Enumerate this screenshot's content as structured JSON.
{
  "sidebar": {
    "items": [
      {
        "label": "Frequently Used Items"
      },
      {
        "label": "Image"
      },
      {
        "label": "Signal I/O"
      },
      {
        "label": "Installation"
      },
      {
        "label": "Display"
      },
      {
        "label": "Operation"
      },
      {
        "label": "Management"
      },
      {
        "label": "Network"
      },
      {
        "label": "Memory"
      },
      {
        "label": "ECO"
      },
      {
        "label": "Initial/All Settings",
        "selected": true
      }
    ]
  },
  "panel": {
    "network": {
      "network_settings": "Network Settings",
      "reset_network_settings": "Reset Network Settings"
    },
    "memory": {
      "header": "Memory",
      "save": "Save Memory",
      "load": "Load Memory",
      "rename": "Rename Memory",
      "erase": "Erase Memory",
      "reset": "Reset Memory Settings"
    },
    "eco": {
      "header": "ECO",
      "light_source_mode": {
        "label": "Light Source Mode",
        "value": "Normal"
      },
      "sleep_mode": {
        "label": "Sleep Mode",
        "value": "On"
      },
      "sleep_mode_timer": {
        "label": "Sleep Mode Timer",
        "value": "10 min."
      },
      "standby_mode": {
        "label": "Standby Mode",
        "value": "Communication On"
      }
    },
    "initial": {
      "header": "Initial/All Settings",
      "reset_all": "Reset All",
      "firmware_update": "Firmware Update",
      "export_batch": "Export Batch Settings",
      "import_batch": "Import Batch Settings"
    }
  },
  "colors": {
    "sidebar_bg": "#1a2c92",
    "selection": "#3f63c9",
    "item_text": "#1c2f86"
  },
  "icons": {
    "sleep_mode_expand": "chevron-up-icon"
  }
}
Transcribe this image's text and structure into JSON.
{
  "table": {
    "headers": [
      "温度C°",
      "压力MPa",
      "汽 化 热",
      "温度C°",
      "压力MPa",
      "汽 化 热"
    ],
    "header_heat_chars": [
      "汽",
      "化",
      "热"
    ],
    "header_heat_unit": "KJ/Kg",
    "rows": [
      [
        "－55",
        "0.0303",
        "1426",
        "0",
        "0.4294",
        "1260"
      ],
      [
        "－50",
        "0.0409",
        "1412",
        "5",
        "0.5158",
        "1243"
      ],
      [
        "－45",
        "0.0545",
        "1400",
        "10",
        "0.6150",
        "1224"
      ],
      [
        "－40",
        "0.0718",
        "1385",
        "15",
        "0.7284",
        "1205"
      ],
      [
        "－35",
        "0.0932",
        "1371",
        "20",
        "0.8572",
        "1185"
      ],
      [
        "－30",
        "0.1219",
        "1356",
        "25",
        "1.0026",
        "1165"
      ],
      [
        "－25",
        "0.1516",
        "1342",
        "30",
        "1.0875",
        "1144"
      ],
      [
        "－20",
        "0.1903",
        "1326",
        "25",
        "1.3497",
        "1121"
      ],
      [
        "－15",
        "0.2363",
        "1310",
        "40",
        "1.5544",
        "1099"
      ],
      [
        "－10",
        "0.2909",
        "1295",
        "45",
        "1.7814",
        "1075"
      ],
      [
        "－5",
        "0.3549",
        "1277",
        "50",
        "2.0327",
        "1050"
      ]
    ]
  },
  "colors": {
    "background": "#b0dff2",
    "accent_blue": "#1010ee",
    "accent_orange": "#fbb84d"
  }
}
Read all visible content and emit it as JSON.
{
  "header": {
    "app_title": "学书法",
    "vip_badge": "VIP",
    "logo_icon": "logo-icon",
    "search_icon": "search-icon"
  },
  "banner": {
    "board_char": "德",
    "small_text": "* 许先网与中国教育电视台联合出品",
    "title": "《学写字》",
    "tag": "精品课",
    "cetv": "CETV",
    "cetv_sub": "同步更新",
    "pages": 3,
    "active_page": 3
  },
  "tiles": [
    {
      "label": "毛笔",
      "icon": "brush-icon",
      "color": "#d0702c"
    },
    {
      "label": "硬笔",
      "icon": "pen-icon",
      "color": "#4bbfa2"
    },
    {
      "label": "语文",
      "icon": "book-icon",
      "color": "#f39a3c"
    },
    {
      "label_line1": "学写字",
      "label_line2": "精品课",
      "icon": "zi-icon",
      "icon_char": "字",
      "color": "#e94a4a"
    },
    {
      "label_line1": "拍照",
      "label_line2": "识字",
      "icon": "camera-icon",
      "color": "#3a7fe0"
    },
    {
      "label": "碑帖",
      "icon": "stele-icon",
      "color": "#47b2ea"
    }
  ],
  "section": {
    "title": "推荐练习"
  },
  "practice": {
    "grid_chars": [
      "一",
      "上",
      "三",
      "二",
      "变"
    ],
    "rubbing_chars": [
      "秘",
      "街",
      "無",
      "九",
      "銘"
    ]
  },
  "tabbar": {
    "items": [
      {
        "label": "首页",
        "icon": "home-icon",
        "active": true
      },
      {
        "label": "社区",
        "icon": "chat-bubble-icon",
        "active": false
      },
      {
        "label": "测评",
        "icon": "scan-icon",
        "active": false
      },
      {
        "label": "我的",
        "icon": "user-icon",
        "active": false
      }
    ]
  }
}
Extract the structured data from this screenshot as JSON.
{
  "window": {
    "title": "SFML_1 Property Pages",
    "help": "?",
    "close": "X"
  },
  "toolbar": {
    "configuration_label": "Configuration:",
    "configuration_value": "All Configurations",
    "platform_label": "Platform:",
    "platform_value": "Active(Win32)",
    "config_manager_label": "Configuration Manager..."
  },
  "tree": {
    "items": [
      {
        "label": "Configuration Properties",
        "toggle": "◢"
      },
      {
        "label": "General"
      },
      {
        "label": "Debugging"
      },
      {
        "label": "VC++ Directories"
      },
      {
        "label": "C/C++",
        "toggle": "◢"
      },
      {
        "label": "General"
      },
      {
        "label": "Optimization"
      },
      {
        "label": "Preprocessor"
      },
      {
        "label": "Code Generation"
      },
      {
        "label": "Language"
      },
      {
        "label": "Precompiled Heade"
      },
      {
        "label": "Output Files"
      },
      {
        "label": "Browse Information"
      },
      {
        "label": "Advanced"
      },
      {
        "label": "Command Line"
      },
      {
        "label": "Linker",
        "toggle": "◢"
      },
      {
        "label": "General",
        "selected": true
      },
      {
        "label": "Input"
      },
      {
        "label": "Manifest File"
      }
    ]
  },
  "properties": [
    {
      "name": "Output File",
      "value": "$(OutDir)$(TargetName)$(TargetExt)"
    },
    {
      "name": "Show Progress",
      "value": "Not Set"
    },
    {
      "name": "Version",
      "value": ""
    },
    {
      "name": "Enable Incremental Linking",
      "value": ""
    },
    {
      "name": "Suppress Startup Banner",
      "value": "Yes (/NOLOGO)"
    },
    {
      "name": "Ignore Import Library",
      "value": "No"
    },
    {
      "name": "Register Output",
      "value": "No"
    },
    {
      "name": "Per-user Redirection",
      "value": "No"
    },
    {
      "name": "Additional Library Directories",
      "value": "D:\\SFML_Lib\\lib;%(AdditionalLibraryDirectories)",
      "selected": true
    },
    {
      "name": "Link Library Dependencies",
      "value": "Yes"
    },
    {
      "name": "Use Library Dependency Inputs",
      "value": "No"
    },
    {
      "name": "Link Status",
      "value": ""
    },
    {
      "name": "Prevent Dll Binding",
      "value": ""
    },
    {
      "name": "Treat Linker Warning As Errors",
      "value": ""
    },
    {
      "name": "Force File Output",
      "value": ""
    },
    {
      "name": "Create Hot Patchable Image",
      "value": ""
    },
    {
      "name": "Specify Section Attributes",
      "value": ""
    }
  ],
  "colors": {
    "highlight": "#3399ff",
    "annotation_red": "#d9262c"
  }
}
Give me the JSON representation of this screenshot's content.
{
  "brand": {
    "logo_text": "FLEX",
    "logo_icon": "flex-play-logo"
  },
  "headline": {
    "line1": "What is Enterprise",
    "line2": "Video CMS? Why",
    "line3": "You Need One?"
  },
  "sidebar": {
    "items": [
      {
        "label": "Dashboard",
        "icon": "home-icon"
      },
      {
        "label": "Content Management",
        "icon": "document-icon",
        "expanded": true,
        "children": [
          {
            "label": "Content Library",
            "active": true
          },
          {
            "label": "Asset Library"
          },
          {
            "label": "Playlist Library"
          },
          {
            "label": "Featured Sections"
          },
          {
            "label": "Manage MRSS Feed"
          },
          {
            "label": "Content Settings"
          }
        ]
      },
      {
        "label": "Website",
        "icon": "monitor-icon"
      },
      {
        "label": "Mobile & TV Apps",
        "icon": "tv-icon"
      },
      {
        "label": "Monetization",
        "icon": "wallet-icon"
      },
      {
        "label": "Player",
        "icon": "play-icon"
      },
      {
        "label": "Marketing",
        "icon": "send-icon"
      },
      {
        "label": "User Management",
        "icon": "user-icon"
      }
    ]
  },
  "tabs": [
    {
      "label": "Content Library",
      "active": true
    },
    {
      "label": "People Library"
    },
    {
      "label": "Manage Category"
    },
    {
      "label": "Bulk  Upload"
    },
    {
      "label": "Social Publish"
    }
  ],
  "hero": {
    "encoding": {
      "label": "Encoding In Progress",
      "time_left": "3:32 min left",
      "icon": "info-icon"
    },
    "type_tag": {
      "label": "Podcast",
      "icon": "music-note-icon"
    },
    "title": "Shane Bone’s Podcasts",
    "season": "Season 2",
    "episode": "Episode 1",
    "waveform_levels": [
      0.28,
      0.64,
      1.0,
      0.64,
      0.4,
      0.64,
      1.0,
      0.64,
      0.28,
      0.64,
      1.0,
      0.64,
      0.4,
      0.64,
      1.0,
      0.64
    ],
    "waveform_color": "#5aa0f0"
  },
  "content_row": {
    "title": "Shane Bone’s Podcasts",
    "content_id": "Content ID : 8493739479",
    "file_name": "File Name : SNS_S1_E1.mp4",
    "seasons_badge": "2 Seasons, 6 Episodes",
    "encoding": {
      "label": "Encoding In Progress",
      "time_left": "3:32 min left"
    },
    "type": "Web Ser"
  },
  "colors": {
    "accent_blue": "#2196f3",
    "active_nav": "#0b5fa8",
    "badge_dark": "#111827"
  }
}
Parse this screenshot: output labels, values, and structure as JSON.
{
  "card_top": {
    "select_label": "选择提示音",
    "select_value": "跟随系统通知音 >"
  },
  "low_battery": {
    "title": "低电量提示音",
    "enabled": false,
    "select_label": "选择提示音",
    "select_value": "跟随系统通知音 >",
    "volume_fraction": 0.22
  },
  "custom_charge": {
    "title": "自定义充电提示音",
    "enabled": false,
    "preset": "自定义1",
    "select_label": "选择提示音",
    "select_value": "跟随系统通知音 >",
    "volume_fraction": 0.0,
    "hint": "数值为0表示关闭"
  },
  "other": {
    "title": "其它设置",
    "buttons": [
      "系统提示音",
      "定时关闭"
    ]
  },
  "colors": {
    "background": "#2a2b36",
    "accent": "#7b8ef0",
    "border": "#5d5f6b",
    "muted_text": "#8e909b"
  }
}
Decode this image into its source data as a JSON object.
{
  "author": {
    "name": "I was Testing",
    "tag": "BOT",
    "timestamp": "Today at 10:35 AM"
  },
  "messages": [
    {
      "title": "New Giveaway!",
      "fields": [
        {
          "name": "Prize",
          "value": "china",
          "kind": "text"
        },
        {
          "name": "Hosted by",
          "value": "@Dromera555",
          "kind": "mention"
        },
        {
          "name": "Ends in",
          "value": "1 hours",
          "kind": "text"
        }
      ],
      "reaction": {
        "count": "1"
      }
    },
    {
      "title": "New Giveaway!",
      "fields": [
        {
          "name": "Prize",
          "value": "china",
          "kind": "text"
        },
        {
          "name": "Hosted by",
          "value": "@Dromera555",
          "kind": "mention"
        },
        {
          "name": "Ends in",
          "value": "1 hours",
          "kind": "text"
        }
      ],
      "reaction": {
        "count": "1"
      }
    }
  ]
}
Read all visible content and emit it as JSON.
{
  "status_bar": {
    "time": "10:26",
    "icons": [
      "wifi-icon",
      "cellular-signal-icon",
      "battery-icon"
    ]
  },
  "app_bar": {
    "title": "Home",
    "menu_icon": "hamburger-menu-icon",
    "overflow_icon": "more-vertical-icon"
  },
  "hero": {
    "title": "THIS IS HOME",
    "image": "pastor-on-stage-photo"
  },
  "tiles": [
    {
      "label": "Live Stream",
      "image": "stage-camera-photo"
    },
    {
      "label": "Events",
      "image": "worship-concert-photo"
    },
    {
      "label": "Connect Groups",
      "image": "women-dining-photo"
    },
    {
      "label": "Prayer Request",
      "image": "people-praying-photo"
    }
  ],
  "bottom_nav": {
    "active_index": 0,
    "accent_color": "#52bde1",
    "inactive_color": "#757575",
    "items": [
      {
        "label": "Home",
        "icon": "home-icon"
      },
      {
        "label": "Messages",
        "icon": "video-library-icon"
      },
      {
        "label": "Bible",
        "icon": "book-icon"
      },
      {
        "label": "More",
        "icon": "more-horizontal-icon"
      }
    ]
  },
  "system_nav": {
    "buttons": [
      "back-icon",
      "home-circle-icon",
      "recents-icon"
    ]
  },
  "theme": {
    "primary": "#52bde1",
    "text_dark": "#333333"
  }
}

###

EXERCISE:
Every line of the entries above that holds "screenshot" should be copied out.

RESPONSE:
Enumerate this screenshot's content as structured JSON.
Extract the structured data from this screenshot as JSON.
Give me the JSON representation of this screenshot's content.
Parse this screenshot: output labels, values, and structure as JSON.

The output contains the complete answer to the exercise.